Excerpts from a dataset
>>>>>

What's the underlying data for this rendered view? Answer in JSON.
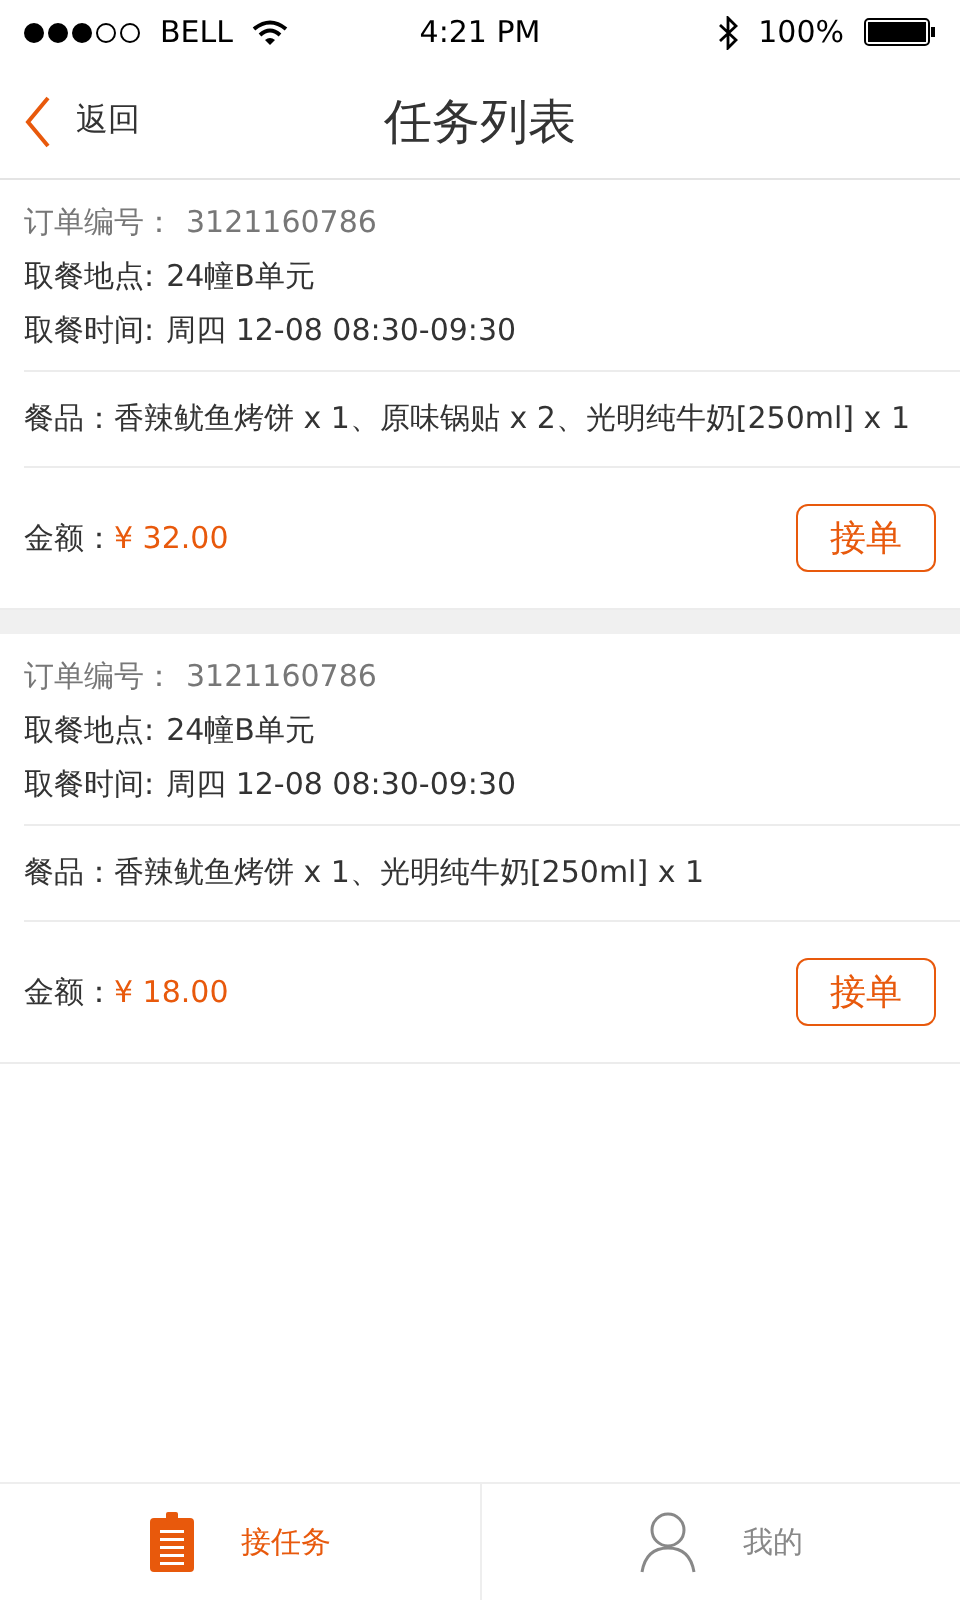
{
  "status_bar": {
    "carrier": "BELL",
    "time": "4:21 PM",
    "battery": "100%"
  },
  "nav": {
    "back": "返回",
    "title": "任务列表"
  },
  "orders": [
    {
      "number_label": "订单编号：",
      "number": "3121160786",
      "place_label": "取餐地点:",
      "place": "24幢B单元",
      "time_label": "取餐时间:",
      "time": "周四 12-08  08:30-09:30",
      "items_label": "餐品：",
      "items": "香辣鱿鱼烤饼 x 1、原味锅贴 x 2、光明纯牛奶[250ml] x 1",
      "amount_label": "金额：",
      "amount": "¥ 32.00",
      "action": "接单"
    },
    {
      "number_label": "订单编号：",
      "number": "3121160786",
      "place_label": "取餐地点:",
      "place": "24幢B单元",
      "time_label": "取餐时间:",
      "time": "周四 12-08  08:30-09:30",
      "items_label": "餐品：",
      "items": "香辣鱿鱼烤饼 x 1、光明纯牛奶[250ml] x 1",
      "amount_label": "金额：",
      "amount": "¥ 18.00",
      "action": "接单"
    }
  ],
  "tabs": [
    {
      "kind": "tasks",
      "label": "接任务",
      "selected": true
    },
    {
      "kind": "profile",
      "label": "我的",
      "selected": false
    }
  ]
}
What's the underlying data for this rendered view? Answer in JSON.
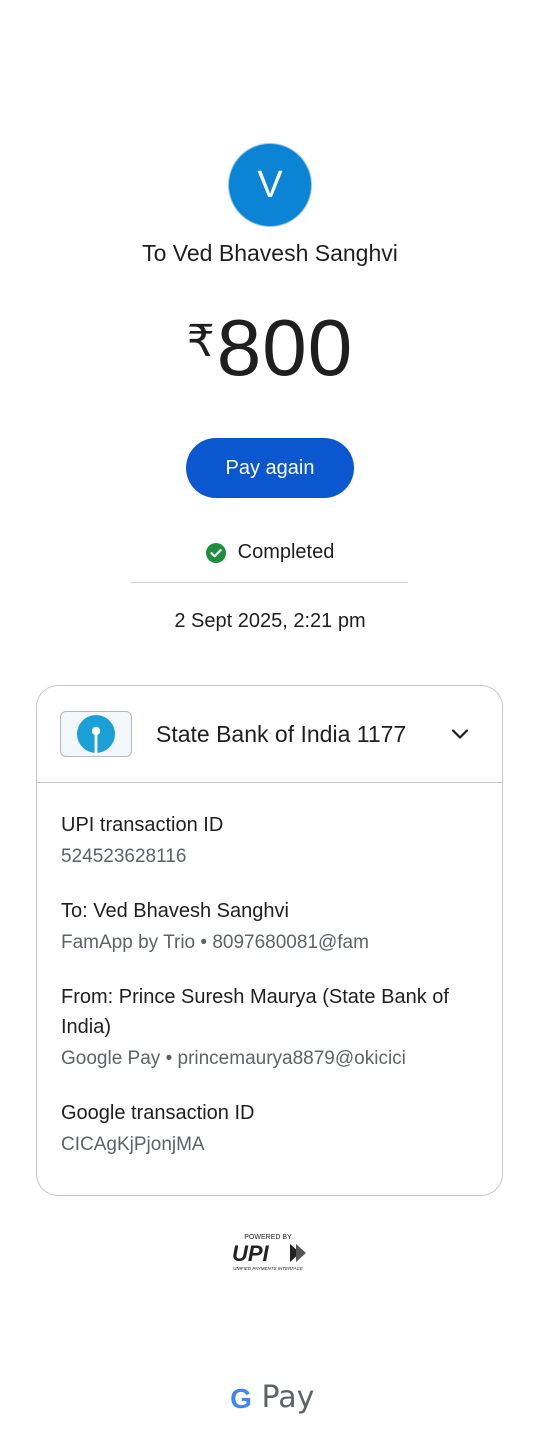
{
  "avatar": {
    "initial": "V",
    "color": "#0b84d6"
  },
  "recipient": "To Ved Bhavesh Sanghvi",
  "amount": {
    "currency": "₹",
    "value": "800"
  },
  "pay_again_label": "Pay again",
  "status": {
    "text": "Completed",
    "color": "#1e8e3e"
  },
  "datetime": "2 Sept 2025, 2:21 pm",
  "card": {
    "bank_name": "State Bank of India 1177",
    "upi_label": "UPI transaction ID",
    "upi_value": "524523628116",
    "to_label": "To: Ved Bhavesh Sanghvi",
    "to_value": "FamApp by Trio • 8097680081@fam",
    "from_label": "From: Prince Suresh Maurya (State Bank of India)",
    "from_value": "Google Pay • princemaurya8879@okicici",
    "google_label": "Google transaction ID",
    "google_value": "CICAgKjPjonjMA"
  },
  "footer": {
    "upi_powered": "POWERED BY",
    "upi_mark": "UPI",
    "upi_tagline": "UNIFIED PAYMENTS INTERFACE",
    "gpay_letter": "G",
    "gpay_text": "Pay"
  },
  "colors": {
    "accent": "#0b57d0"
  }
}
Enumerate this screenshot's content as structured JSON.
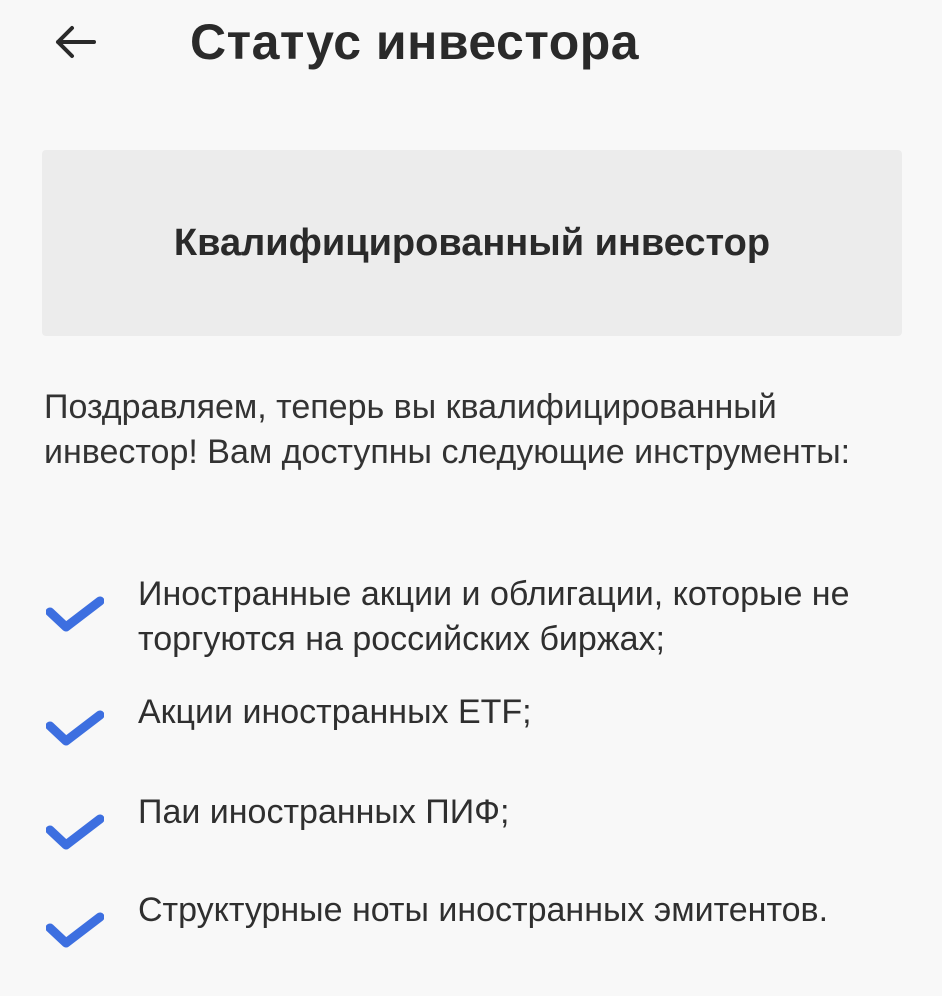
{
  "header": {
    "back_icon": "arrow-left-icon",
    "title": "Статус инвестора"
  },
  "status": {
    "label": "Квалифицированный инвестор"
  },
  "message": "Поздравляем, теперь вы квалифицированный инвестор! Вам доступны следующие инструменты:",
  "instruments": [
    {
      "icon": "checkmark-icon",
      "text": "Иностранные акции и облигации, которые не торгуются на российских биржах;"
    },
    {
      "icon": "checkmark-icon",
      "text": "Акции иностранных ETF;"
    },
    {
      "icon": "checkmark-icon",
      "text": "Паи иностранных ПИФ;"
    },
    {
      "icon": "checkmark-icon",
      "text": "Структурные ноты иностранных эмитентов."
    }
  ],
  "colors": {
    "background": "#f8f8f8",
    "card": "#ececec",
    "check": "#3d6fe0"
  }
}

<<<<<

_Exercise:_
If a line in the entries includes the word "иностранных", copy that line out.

_Result for this task:_
      "text": "Акции иностранных ETF;"
      "text": "Паи иностранных ПИФ;"
      "text": "Структурные ноты иностранных эмитентов."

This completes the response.